Smoke and Fire
at the Bridewell, Prescot St. until 14th October 2018
Words, Ian Fallace
Images, courtesy of the artists
Six artists have created a multi-disciplined show on the theme of ‘Smoke and Fire’ using various spaces within this historic building. The title was triggered by a house fire experienced by two of the exhibiting artists. It explores personal experiences, folklore, popular culture and primal urges through painting, sculpture and site specific installations.
The main gallery is dimly lit at one end, brighter at other. A clay chimney sits in the gloom with a small round cloud suspended above it. There is a glow from within but no heat. The scale is unconfirmed. Are we viewing a large object from a distance? As we know, clouds are fairly large and the chimney dwarfs it. This would make the surrounding gallery a proportionally huge voluminous space.

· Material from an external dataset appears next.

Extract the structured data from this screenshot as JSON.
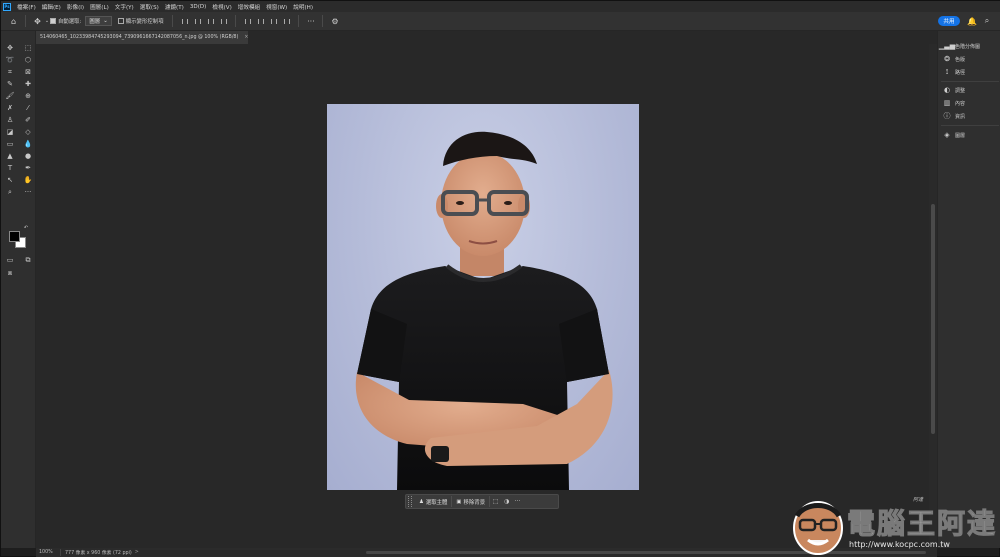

Or is the size it looks in reality? This could make the cloud a tiny magical creation part way through a conjured water cycle waiting for wind to gently position its sooty contents over lines of drying white washing.
The rest of the gallery is filled with paintings, video, a light box and a strange blue flame mask which manages to be quite cute and Smurflike on the one hand and terrifyingly on the other to some kind of blue supremacy. It cleverly conveys the duality of our relationship with fire as being both a comfort and a danger.

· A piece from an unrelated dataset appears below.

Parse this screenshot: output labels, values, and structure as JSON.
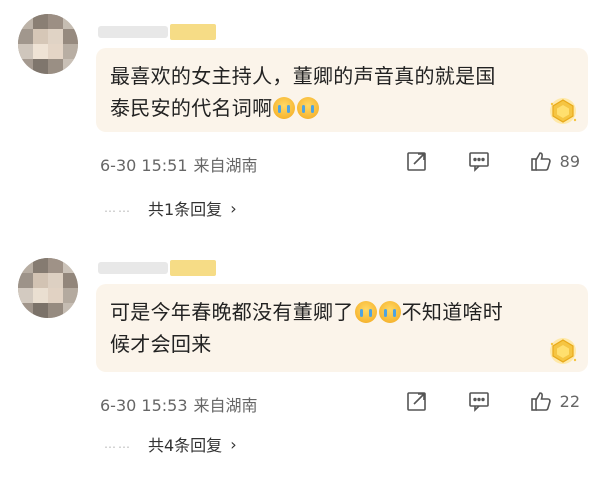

In the basement is a claustrophobic room in which simultaneous videos are shown on the theme of smoke and fire. Plucked from pop culture through the ages from The Wizard of Oz to the Crazy World of Arthur Brown the sounds and images lick the wall like flames reaching out towards the viewer.
The third part of the show takes place in the cells of the old police station. Burning Well a docu-vid on a small screen documents a strange bubbling well where the water in the ensuing brook can be ignited like brandy at Christmas even though water is still cold to the touch. The breezy reed-scape is reminiscent of the terrifying classic Onibaba a Japanese horror film from the 1960s and a full moon adds to the feeling that the Burning Well is a portal to an older time of mystery and magic.
Finally in a cell stands two pairs of footwear, one male, one female. From them protrude what looks like stumps of charred leg bones. Called Brief Encounters it is a metaphorical remnant of past relationships. The surrounding soot is made of memory. Love and passion, hurt and anger or maybe just indifference. It reminds us that we will all become fading memories as we turn to dust.
On a lighter note, you only have until the 14th of October to catch this exhibition so be quick.
Smoke and Fire, Bridewell Studios, Prescot St opposite the Royal Hospital. Every day except Monday 11am-4pm